Instructions to follow ▸
Extract every line below, verbatim.

Input records ▸

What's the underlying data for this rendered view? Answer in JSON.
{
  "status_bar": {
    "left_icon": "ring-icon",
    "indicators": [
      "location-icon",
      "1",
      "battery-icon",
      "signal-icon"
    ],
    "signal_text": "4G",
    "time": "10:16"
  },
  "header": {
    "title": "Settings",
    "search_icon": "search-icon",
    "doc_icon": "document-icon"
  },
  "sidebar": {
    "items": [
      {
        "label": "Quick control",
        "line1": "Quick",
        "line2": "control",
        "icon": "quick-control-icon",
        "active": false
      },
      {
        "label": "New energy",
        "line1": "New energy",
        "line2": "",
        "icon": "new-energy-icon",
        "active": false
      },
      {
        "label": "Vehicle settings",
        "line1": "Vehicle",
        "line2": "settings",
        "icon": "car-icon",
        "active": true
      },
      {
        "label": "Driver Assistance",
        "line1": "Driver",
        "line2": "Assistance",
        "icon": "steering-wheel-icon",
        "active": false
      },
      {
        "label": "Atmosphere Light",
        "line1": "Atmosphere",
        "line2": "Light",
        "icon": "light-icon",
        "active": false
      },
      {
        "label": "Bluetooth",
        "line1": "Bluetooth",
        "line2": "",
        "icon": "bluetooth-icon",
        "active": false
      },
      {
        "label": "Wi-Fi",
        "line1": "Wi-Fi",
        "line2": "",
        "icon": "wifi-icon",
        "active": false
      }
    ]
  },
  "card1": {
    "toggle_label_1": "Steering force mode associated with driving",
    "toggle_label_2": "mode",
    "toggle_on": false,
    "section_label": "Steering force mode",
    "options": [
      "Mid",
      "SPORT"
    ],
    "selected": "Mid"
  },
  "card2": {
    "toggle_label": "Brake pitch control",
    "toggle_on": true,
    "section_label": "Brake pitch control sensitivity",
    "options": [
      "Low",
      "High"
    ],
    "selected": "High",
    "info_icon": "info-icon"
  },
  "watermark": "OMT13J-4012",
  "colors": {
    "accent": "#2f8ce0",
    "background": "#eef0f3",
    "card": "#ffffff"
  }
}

Expected answer ▸
What's the underlying data for this rendered view? Answer in JSON.
{
  "status_bar": {
    "left_icon": "ring-icon",
    "indicators": [
      "location-icon",
      "1",
      "battery-icon",
      "signal-icon"
    ],
    "signal_text": "4G",
    "time": "10:16"
  },
  "header": {
    "title": "Settings",
    "search_icon": "search-icon",
    "doc_icon": "document-icon"
  },
  "sidebar": {
    "items": [
      {
        "label": "Quick control",
        "line1": "Quick",
        "line2": "control",
        "icon": "quick-control-icon",
        "active": false
      },
      {
        "label": "New energy",
        "line1": "New energy",
        "line2": "",
        "icon": "new-energy-icon",
        "active": false
      },
      {
        "label": "Vehicle settings",
        "line1": "Vehicle",
        "line2": "settings",
        "icon": "car-icon",
        "active": true
      },
      {
        "label": "Driver Assistance",
        "line1": "Driver",
        "line2": "Assistance",
        "icon": "steering-wheel-icon",
        "active": false
      },
      {
        "label": "Atmosphere Light",
        "line1": "Atmosphere",
        "line2": "Light",
        "icon": "light-icon",
        "active": false
      },
      {
        "label": "Bluetooth",
        "line1": "Bluetooth",
        "line2": "",
        "icon": "bluetooth-icon",
        "active": false
      },
      {
        "label": "Wi-Fi",
        "line1": "Wi-Fi",
        "line2": "",
        "icon": "wifi-icon",
        "active": false
      }
    ]
  },
  "card1": {
    "toggle_label_1": "Steering force mode associated with driving",
    "toggle_label_2": "mode",
    "toggle_on": false,
    "section_label": "Steering force mode",
    "options": [
      "Mid",
      "SPORT"
    ],
    "selected": "Mid"
  },
  "card2": {
    "toggle_label": "Brake pitch control",
    "toggle_on": true,
    "section_label": "Brake pitch control sensitivity",
    "options": [
      "Low",
      "High"
    ],
    "selected": "High",
    "info_icon": "info-icon"
  },
  "watermark": "OMT13J-4012",
  "colors": {
    "accent": "#2f8ce0",
    "background": "#eef0f3",
    "card": "#ffffff"
  }
}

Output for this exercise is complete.